  • deadering

    Kind of seems like a form of torture; to watch yourself be cut open and operated on…

    Sure, if they got to experience something else on the Rift it would be neat, but having them watching their own surgery is a bit sadistic.

    • Wmerr21

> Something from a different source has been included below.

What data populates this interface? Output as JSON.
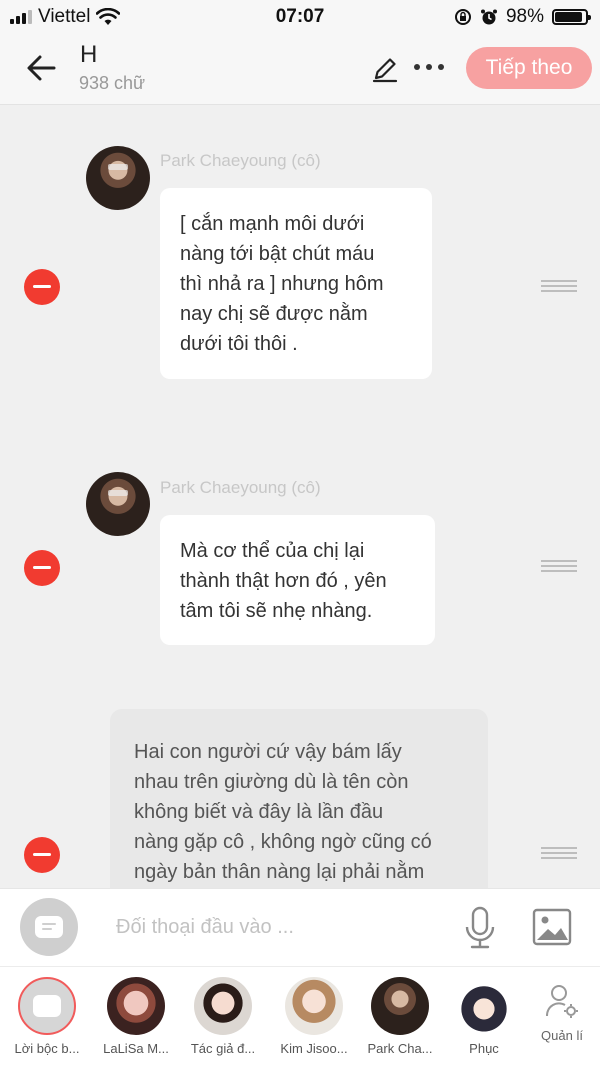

      This person wasn’t watching themselves being cut open. The google glass was streaming to a lecture theater of medical students, while the oculus rift was providing a form of distraction from anxiety and pain. Understandably, using them together in this circumstance may lead to the misinterpretation that they are relaying footage of the operation to the patient.
      VR-based distraction therapy has been used for years to reduce acute pain in burn victims when receiving wound care (an excruciating procedure even when opiod analgesia is taken), with some studies reporting up to a 30-50% reduction in pain (Hoffman et al. 2011). Unfortunately price has been a huge barrier to this promising treatment, as the HMDs often cost upwards of $25 000.
      The low price tag of the oculus could finally see VR use proliferate in medicine as a first line treatment for acute pain, or reduce the amount of pharmacalogical analgesia needed for pain.

    • Druss

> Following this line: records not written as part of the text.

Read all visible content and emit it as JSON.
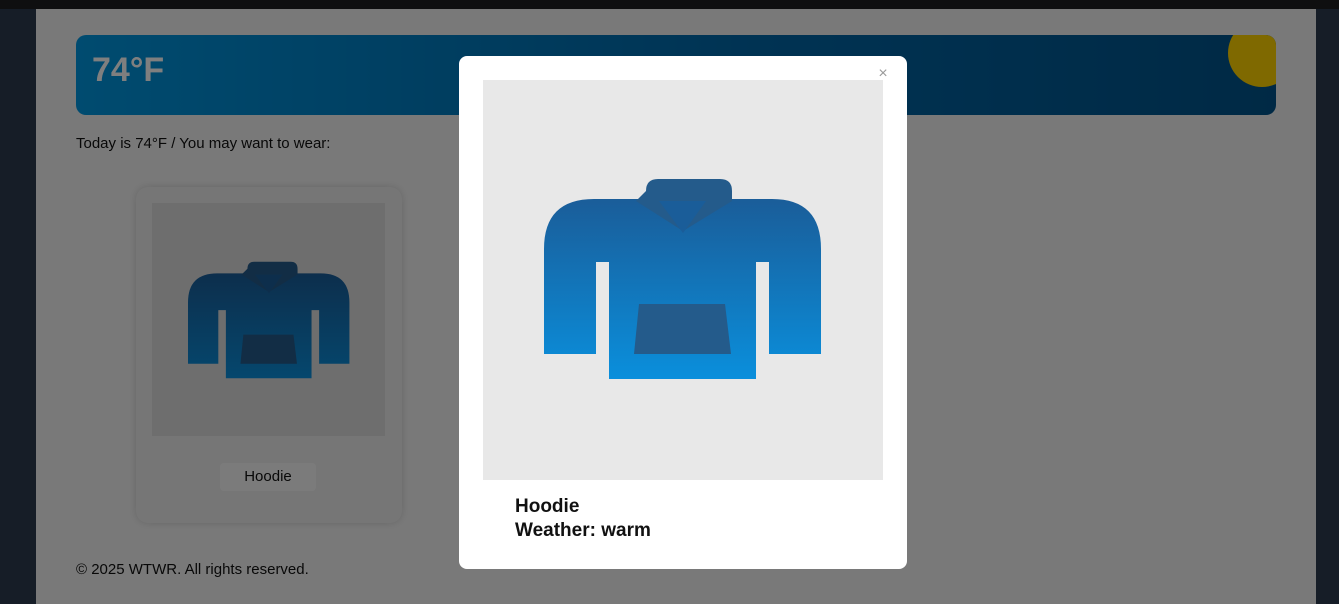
{
  "header": {
    "temperature": "74°F"
  },
  "main": {
    "intro_text": "Today is 74°F / You may want to wear:",
    "items": [
      {
        "name": "Hoodie",
        "icon": "hoodie-icon"
      }
    ]
  },
  "footer": {
    "copyright": "© 2025 WTWR. All rights reserved."
  },
  "modal": {
    "close_label": "×",
    "title": "Hoodie",
    "weather": "Weather: warm",
    "icon": "hoodie-icon"
  },
  "colors": {
    "banner_start": "#0097e0",
    "banner_end": "#00538a",
    "sun": "#ffd200",
    "hoodie_top": "#1a5d99",
    "hoodie_bottom": "#0a8fdc",
    "pocket": "#245b8b"
  }
}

      I got this impression as well, at least at first. Just saying this so you know it’s not just you. :p

  • Maria Korolov

    Virtual reality has long been used on patients. Most particularly, for burn victims while they go through the very painful treatment sessions.

    There’s a snow world simulation that is reported to reduce the pain dramatically.

    There’s a really great, in-depth article about it here: